WHAT IS NEEDED
Find each line below where the word "Parlay" occurs, and copy it.

PROVIDED DATA

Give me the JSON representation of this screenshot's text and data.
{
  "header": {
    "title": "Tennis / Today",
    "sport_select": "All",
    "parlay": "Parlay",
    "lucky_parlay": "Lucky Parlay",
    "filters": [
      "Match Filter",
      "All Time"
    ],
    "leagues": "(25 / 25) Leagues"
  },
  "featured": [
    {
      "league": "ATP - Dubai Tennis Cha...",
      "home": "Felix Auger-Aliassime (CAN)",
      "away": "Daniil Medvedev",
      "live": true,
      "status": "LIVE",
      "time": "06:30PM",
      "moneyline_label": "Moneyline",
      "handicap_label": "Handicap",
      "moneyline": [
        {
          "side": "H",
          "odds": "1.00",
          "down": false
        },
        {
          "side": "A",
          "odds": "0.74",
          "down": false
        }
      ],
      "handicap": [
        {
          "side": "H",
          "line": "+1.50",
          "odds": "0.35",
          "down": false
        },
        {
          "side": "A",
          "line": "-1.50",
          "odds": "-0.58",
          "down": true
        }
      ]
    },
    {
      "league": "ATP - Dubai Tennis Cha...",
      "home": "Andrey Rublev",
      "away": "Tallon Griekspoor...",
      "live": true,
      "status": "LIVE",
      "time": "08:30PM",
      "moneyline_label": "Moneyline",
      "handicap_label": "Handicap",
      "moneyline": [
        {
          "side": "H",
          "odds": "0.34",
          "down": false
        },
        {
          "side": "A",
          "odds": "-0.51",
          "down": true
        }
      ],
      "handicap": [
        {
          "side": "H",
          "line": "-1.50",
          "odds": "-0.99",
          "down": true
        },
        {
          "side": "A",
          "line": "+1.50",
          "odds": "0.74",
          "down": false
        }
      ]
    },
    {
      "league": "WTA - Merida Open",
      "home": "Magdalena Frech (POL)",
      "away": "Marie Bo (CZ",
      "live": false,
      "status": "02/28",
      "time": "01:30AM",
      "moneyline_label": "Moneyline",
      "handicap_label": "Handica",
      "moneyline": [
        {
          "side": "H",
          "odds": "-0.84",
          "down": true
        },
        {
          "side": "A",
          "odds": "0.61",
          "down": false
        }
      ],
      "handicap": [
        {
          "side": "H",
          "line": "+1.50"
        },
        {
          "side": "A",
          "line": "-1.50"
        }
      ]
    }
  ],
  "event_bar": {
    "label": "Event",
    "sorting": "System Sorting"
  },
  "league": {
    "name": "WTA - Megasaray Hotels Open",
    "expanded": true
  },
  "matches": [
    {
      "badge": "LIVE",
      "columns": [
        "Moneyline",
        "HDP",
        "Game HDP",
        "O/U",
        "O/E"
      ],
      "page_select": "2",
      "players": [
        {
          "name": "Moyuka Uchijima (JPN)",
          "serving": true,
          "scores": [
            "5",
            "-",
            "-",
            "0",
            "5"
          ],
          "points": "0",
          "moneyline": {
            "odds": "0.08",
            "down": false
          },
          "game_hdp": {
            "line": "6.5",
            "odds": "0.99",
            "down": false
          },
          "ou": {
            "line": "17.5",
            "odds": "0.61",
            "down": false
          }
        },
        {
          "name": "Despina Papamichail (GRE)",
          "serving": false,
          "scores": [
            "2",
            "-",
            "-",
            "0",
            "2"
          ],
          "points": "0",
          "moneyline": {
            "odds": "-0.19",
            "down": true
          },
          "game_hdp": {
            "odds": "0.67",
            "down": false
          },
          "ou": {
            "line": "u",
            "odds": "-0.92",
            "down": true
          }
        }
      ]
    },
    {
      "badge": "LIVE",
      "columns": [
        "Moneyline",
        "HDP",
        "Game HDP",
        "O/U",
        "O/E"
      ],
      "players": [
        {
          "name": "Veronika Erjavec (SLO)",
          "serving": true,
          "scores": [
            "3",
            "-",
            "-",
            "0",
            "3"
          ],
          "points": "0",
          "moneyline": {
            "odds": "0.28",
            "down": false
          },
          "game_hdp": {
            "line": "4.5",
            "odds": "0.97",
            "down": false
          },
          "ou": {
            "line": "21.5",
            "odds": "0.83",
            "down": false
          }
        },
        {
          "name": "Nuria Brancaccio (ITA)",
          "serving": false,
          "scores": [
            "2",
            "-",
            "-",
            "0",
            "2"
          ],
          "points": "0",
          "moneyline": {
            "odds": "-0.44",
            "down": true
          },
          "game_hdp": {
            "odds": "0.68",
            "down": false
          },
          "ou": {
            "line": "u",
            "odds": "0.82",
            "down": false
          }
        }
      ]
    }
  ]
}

ANSWER BOX
    "parlay": "Parlay",
    "lucky_parlay": "Lucky Parlay",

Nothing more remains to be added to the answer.